In the majority of cases, constipation resolves itself without any treatment or risk to health. The treatment of recurring constipation can include lifestyle changes such as doing more exercise, eating more fiber, and drinking more water. Usually, laxatives will successfully treat most cases of constipation – but should be used with care and only when necessary. In more difficult cases, the person may need a prescription medication.

To read more on Patient Care, click on the link below.

Patient Care

Content Courtesy : Portea


Psoriasis is a long term (chronic) skin condition in which the lifecycle of the skin cells is speeded up. These extra cells pile up on the top of the skin and form scaly, red patches. Psoriasis patients often experience bouts of the disease and at other times they might not have any skin issues.

Why does it happen?

Psoriasis is mostly thought to be an autoimmune disorder in which the body’s immune system starts attacking its own cells. It tends to run in families. Most people also experience some triggers that aggravates their condition. These might be infections, skin injuries, stress, smoking, alcohol or some medicines like some psychiatry drugs like lithium, anti-malarial and high blood pressure medicines like beta blockers.

Symptoms and signs

What it looks like- Mostly psoriasis patients develop reddish, raised areas on the skin which is covered with silvery scales. These might be itchy or even painful. These can be on any part of the body. Psoriasis can affect the nails too, causing discoloration and even separation of the nail from the nail bed.


How to manage and treat it- Psoriasis is not curable, but with the right treatment it can be kept under control. Once the doctor diagnoses the condition, sometimes with the help of a biopsy, the correct treatment can be decided depending on how severe the condition is.

Mild cases– For mild conditions with just a few areas affected, the doctor might prescribe just a corticosteroid cream to be applied on the affected areas. It’s best to use these creams under medical supervision as long term use of steroids can cause thinning of the skin. Other ingredients that are commonly used are a synthetic form of vitamin D, coal tar, anthralin or synthetic vitamin A creams. Most of these creams can cause some skin irritation and sensitivity and some are not safe for use in pregnancy, so do consult your doctor before use, and remember to use a sunscreen regularly.

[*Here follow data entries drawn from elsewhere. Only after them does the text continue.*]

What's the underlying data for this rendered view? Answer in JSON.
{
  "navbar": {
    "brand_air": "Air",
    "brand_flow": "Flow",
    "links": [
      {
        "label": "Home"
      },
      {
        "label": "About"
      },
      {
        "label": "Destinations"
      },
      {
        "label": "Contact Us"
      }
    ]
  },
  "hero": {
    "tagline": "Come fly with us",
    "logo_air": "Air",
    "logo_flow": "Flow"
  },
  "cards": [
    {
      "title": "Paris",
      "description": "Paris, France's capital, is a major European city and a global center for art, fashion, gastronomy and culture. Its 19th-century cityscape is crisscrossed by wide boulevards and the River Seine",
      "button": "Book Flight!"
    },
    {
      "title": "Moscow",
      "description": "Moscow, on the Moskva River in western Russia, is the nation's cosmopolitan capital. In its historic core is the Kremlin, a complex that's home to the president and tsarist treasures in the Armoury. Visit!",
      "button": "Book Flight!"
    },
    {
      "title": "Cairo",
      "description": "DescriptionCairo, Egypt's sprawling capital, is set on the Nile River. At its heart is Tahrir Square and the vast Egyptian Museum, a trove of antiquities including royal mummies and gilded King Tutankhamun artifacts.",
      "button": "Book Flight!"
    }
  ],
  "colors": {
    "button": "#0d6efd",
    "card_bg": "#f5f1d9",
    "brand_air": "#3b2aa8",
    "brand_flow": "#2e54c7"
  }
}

Moderate cases– If the steroid creams are ineffective, phototherapy might be advised. This involves exposing the skin to controlled amounts of UV rays from sunlight or an artificial light source. The effect might be increased by using a drug, Psoralen, that increases sensitivity to light.

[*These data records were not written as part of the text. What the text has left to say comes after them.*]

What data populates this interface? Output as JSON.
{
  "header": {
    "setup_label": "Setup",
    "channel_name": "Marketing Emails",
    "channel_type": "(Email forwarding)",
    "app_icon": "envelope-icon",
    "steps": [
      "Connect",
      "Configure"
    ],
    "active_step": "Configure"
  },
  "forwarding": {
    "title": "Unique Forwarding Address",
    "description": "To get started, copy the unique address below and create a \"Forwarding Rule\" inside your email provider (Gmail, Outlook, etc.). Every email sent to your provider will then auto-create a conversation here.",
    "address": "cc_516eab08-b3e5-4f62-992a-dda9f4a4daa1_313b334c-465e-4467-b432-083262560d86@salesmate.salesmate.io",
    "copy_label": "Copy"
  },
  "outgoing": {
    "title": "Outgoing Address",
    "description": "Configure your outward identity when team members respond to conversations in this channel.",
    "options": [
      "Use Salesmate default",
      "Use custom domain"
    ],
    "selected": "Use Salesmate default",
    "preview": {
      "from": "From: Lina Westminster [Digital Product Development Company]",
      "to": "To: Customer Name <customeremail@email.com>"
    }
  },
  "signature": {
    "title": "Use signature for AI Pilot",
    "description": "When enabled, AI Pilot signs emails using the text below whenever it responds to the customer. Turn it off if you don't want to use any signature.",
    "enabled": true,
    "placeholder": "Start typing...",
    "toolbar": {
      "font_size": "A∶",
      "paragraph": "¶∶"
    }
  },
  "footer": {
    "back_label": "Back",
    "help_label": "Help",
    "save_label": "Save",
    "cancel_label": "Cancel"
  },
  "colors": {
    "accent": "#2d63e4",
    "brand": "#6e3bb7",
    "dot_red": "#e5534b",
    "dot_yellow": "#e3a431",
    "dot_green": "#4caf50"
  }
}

Severe cases– For severe cases, your doctor might prescribe oral or injected drugs. These could be synthetic vitamin A drugs (retinoids), methotrexate or cyclosporine. These drugs help to reduce the skin cell turnover time and also suppress the body’s immune system. Since there can be many side effects like liver damage and reduced blood cell levels, these drugs are always meant to be taken under your doctor’s supervision.

Dos and Don’ts

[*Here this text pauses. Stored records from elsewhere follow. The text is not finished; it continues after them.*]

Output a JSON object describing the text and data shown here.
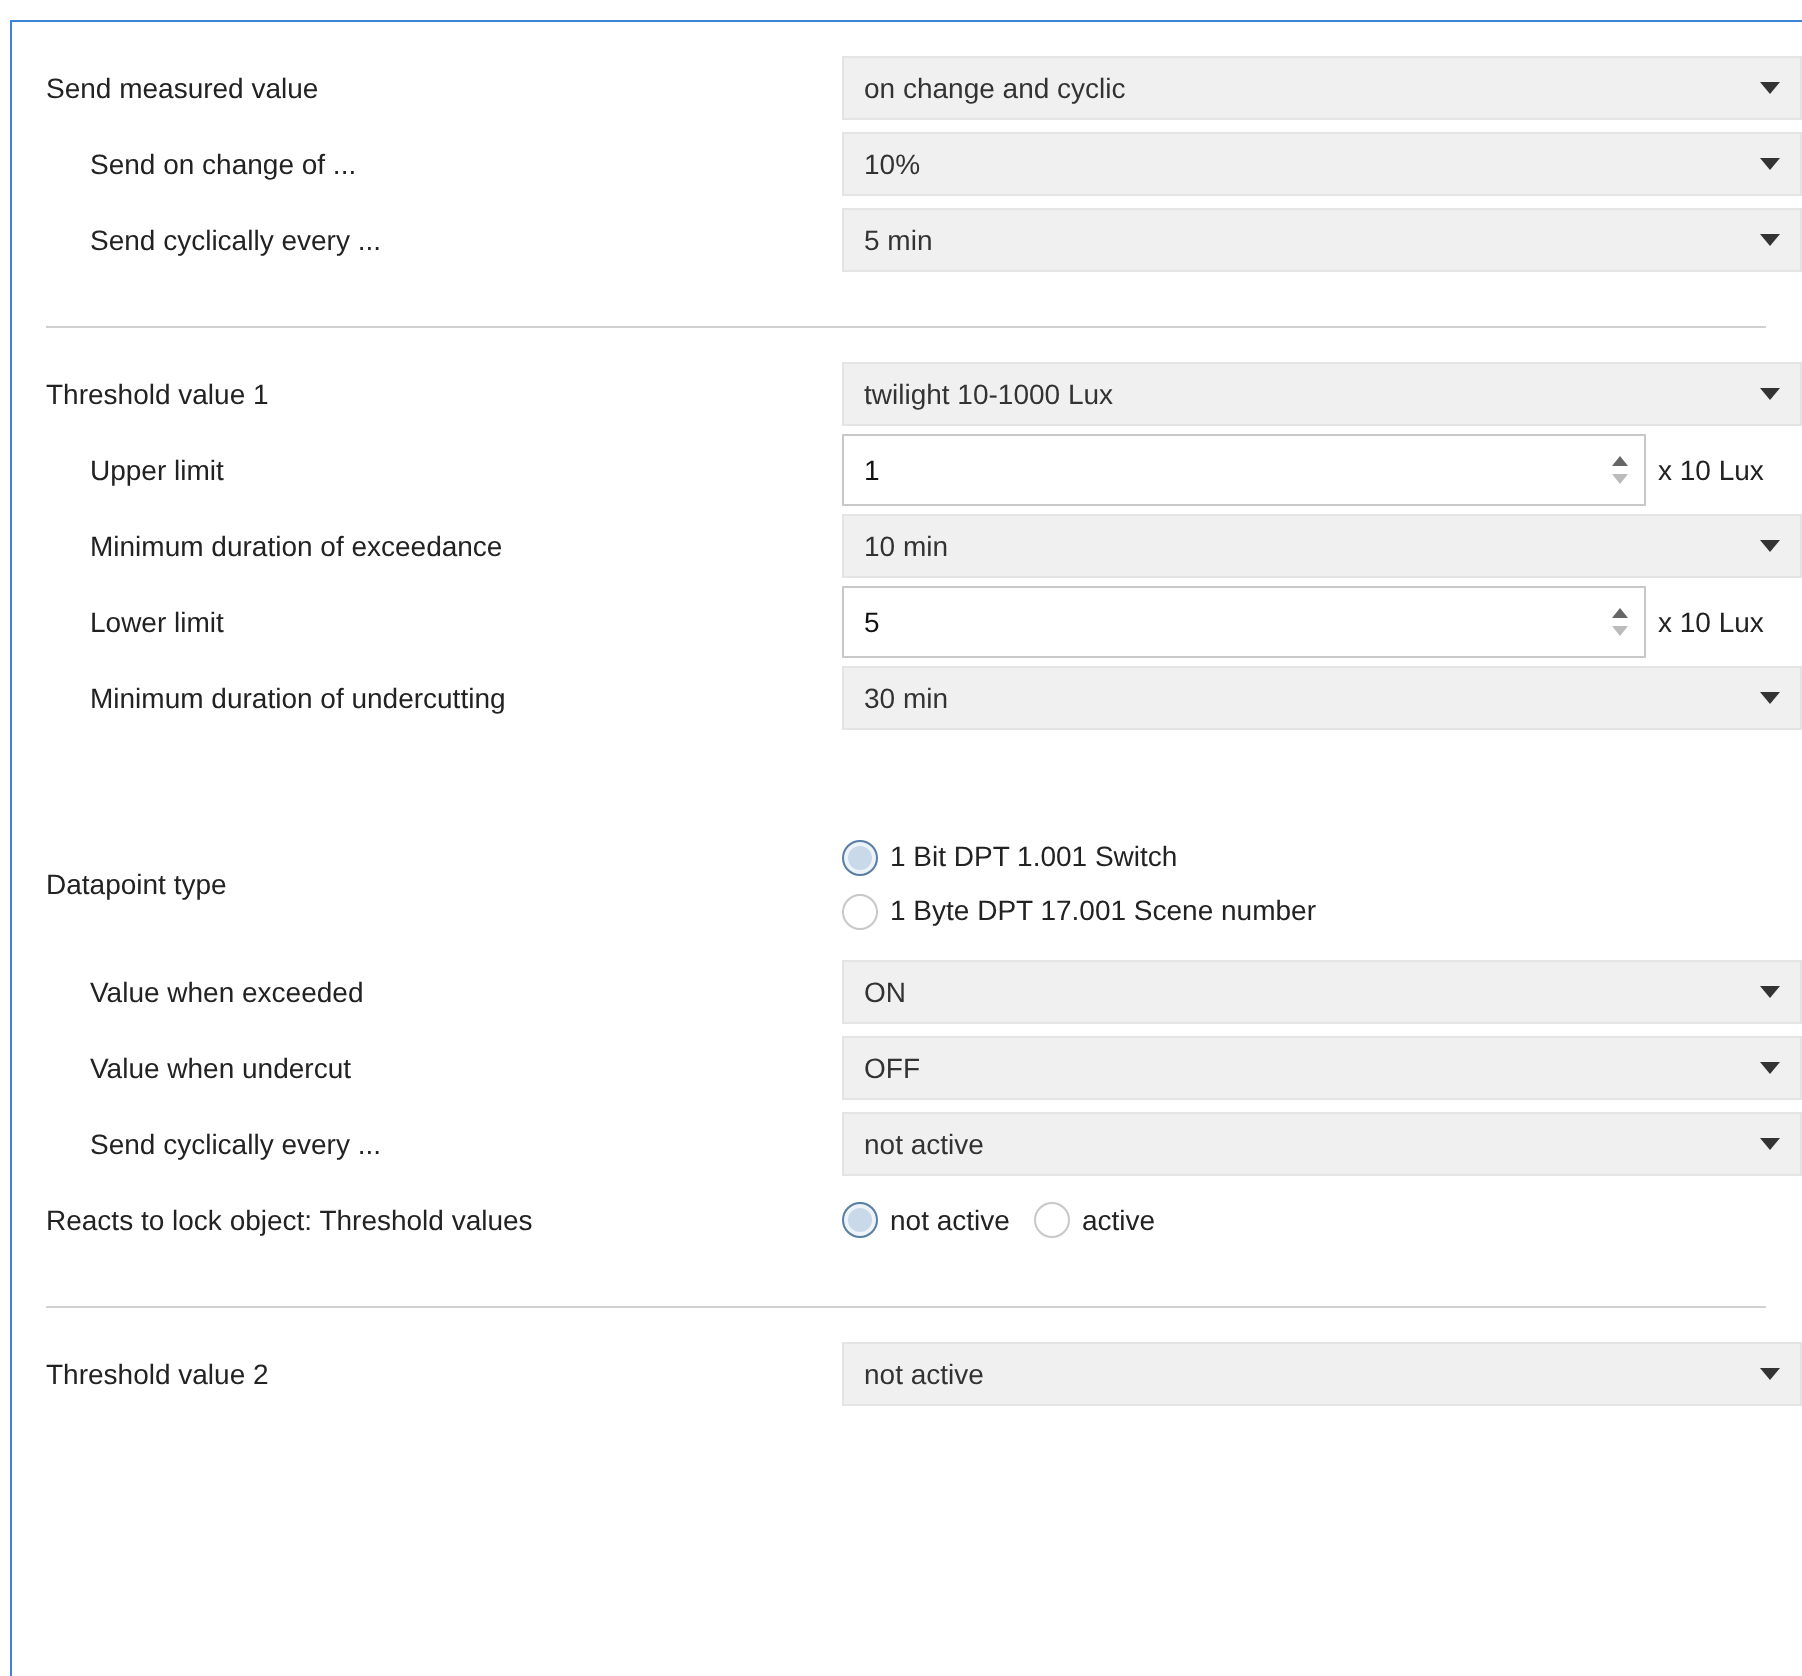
{
  "sections": [
    {
      "rows": [
        {
          "kind": "dropdown",
          "label": "Send measured value",
          "indented": false,
          "value": "on change and cyclic"
        },
        {
          "kind": "dropdown",
          "label": "Send on change of ...",
          "indented": true,
          "value": "10%"
        },
        {
          "kind": "dropdown",
          "label": "Send cyclically every ...",
          "indented": true,
          "value": "5 min"
        }
      ]
    },
    {
      "rows": [
        {
          "kind": "dropdown",
          "label": "Threshold value 1",
          "indented": false,
          "value": "twilight 10-1000 Lux"
        },
        {
          "kind": "spin",
          "label": "Upper limit",
          "indented": true,
          "value": "1",
          "unit": "x 10 Lux"
        },
        {
          "kind": "dropdown",
          "label": "Minimum duration of exceedance",
          "indented": true,
          "value": "10 min"
        },
        {
          "kind": "spin",
          "label": "Lower limit",
          "indented": true,
          "value": "5",
          "unit": "x 10 Lux"
        },
        {
          "kind": "dropdown",
          "label": "Minimum duration of undercutting",
          "indented": true,
          "value": "30 min"
        },
        {
          "kind": "radio",
          "label": "Datapoint type",
          "indented": false,
          "inline": false,
          "options": [
            {
              "label": "1 Bit DPT 1.001 Switch",
              "selected": true
            },
            {
              "label": "1 Byte DPT 17.001 Scene number",
              "selected": false
            }
          ]
        },
        {
          "kind": "dropdown",
          "label": "Value when exceeded",
          "indented": true,
          "value": "ON"
        },
        {
          "kind": "dropdown",
          "label": "Value when undercut",
          "indented": true,
          "value": "OFF"
        },
        {
          "kind": "dropdown",
          "label": "Send cyclically every ...",
          "indented": true,
          "value": "not active"
        },
        {
          "kind": "radio",
          "label": "Reacts to lock object: Threshold values",
          "indented": false,
          "inline": true,
          "options": [
            {
              "label": "not active",
              "selected": true
            },
            {
              "label": "active",
              "selected": false
            }
          ]
        }
      ]
    },
    {
      "rows": [
        {
          "kind": "dropdown",
          "label": "Threshold value 2",
          "indented": false,
          "value": "not active"
        }
      ]
    }
  ]
}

  • Moisturizing the skin regularly helps in keeping the excess dryness under control.
  • Avoid alcohol, smoking and excess caffeine as these can trigger a breakout.
  • Some supplements like omega 3 and aloe vera might help to prevent severe lesions.
  • Bathing daily with a mild soap and exposing yourself to small amounts of sunlight regularly also helps to keep the condition under control.


  • Does the sun affect psoriasis?

Small amounts of sunlight can help psoriasis.

  • Can people with psoriasis use hair dye and makeup-?

It’s best to do a sensitivity test before using these products and use non comedogenic products.

  • Is psoriasis contagious?

No, it is not contagious.

We strongly recommend that you consult your doctor before starting any treatment regime.

For more related topics please visit: https://famhealth.in